Take each line of the material that includes "tower" and copy it.

-------------------------

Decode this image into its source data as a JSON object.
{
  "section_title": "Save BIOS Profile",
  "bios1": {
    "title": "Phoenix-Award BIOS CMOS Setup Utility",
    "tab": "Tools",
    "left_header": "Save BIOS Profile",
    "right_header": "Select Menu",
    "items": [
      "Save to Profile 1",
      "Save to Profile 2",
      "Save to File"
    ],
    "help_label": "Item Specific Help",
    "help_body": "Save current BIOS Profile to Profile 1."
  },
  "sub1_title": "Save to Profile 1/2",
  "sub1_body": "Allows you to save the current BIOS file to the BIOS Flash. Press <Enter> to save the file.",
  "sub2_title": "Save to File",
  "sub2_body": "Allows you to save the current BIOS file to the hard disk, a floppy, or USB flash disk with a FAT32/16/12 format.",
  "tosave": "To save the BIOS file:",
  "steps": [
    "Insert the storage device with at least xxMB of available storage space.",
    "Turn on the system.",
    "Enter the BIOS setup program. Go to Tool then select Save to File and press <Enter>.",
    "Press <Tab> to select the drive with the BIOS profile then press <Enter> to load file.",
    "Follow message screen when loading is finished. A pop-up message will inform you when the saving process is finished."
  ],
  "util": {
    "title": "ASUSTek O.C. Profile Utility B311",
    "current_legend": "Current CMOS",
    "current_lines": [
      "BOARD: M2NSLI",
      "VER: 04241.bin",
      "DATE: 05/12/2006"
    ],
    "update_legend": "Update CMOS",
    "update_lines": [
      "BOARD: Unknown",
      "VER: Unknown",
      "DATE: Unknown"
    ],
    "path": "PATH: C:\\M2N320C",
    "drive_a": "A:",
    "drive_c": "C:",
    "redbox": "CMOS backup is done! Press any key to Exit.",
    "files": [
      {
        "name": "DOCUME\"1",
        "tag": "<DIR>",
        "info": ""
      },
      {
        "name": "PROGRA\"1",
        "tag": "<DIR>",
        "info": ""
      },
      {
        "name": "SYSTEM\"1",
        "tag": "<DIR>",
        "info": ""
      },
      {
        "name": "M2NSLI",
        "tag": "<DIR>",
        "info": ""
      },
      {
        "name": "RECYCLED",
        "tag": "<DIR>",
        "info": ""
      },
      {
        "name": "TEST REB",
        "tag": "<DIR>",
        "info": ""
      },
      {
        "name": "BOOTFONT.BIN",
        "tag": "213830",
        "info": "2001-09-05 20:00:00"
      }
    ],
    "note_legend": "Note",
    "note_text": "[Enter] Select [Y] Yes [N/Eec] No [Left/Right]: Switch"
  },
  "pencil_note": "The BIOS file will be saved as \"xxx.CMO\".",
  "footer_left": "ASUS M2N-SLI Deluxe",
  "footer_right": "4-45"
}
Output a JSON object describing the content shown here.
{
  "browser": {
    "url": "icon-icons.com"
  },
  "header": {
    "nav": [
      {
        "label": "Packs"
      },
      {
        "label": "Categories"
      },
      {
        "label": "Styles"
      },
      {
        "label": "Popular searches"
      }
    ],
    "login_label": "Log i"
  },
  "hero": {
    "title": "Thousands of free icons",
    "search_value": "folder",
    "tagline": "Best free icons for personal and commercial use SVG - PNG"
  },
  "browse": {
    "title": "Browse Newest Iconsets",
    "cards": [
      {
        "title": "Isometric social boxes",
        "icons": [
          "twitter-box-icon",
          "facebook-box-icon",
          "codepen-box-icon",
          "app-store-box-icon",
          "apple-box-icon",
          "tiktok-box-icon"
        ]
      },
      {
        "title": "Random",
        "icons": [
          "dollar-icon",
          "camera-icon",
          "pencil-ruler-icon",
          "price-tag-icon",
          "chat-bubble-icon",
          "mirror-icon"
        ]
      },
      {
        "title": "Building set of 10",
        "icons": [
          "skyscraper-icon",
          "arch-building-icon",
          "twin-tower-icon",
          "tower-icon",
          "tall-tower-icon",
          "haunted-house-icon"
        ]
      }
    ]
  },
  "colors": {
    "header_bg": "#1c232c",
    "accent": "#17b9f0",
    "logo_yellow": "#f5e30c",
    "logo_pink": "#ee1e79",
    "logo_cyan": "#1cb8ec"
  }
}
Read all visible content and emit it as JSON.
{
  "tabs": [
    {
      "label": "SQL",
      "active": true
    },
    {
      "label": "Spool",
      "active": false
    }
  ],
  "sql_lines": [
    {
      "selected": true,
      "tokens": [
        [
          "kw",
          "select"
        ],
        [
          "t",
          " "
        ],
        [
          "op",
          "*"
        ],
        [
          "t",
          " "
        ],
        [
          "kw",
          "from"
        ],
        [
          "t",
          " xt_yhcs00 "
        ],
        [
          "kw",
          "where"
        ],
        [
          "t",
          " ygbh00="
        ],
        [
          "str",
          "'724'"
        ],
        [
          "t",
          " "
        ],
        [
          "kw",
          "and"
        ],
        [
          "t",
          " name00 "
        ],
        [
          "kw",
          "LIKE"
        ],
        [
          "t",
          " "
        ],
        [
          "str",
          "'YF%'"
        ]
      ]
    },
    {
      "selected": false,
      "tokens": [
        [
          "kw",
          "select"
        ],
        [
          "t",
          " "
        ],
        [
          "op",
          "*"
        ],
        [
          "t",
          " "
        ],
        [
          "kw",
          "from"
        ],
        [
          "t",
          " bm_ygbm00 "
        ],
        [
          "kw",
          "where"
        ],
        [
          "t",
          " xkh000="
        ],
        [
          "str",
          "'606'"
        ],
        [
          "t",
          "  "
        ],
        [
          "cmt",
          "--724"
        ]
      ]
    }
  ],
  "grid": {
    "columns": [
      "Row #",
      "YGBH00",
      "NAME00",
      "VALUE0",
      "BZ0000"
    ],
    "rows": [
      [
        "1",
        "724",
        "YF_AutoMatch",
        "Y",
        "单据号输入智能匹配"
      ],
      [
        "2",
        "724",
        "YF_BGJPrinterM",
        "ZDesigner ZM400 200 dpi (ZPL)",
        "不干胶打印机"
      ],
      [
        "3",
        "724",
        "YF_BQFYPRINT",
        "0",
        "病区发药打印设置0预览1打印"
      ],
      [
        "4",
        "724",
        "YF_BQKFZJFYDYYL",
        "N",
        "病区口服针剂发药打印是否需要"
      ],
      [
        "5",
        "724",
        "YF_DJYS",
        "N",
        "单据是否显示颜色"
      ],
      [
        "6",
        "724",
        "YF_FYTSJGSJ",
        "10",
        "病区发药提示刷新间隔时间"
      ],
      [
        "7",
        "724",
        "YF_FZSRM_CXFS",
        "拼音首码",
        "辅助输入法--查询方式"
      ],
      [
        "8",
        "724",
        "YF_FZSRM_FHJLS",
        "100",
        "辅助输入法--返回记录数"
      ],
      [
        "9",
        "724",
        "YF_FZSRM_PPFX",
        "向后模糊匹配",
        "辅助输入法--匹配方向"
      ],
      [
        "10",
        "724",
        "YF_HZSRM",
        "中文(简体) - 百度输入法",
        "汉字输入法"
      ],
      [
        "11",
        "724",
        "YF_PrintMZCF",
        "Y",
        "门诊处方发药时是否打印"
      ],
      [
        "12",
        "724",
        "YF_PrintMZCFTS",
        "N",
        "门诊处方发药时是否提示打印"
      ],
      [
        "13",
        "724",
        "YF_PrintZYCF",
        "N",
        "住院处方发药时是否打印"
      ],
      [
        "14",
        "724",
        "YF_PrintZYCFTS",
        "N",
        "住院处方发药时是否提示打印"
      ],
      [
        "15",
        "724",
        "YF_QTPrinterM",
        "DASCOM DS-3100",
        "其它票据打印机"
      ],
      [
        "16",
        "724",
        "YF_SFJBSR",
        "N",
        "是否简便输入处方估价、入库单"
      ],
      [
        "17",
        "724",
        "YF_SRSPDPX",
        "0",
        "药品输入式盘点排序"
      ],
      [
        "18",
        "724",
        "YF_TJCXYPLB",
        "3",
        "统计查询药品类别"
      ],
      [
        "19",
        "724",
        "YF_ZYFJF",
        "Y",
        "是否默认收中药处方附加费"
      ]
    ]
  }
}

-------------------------

EXERCISE SOLUTION
          "twin-tower-icon",
          "tower-icon",
          "tall-tower-icon",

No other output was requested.